However these bulbs feel cheap since they are so lightweight. The white temperature is set at 2700K and the color brightness is very dim. When the bulbs are changed to multicolor instead of white, they give off very little light.
Merkury is less bright than TECKIN, so it’s obviously much dimmer than LIFX, Yeelight, and others.
If you decide to use it, you can control it with the Geeni or SmartLife apps. I couldn’t get it working with IFTTT in SmartLife.
This is one of the smart bulbs on this list that I would avoid. Even though it’s recommended by Amazon and very highly rated, it’s not that bright and its colors are very dim. The bulb has a dull buzzing noise when powered off, and even when it’s on it still buzzes slightly.
Magic Light uses the Magic Home app. Changing the color temperature between cool and warm is very limited. Since the bulb is only RGB and not RGBW, they are simulating the white, but it doesn’t look that great.
I would avoid this bulb.
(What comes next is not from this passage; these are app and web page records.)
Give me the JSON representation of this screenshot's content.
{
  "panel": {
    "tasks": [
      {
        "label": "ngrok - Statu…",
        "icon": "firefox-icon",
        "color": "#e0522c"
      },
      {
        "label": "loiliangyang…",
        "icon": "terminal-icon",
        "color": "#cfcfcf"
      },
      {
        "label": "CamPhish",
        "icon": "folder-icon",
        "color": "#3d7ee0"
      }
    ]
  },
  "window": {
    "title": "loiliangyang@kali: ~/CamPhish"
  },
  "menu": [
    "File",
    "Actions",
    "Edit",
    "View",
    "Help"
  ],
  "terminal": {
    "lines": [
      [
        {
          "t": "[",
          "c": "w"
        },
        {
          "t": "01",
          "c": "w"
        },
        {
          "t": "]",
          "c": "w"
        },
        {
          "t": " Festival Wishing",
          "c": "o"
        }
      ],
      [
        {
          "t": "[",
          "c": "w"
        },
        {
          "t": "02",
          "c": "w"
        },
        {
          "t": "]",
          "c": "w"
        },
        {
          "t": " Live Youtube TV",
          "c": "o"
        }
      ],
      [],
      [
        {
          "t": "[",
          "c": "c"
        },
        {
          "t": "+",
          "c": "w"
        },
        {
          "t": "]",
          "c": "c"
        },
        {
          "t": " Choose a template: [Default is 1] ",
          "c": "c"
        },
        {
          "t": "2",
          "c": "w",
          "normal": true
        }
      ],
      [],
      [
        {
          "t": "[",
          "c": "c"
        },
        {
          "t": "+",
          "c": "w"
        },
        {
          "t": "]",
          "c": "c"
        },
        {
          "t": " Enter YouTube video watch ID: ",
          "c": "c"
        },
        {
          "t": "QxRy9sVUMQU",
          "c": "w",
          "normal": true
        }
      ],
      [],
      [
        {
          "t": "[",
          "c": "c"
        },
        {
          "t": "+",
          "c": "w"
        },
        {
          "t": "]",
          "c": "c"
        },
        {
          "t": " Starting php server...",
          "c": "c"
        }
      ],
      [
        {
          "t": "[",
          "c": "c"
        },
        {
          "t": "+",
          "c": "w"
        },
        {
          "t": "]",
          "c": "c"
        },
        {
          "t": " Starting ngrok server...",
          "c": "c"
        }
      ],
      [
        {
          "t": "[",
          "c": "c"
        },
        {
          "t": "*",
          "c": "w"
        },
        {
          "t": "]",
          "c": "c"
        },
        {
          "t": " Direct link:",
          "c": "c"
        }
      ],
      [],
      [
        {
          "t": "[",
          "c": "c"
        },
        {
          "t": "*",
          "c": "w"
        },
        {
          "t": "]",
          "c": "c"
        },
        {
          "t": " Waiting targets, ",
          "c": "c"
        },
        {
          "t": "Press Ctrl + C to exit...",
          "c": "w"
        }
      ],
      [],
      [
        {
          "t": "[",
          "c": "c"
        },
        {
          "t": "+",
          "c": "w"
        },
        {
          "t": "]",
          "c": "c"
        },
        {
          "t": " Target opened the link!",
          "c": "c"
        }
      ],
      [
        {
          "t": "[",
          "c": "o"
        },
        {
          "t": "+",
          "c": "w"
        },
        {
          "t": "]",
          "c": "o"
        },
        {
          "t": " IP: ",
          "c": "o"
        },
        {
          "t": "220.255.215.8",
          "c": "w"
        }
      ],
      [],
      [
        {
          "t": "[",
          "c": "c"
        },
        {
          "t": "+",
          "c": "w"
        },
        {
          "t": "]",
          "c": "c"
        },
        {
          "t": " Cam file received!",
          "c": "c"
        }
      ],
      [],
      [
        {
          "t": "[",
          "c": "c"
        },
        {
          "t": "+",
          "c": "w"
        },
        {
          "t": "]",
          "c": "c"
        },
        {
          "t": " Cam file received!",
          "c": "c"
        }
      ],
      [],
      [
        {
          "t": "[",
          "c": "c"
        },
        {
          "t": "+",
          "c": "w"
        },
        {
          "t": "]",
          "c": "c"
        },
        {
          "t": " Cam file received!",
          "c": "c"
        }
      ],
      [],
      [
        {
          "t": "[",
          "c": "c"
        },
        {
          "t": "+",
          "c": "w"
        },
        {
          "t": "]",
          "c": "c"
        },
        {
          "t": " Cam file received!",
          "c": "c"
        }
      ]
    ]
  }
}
For a similar price, you can get a much higher quality smart bulb.
Konxie looks very similar to Magic Light and works basically the same. Luckily it doesn’t buzz, but it still has the same issues with brightness and no RGBW. I would pass on this one as well.
What are your go-to smart light bulbs? Comment below with your experiences using any of these bulbs or others.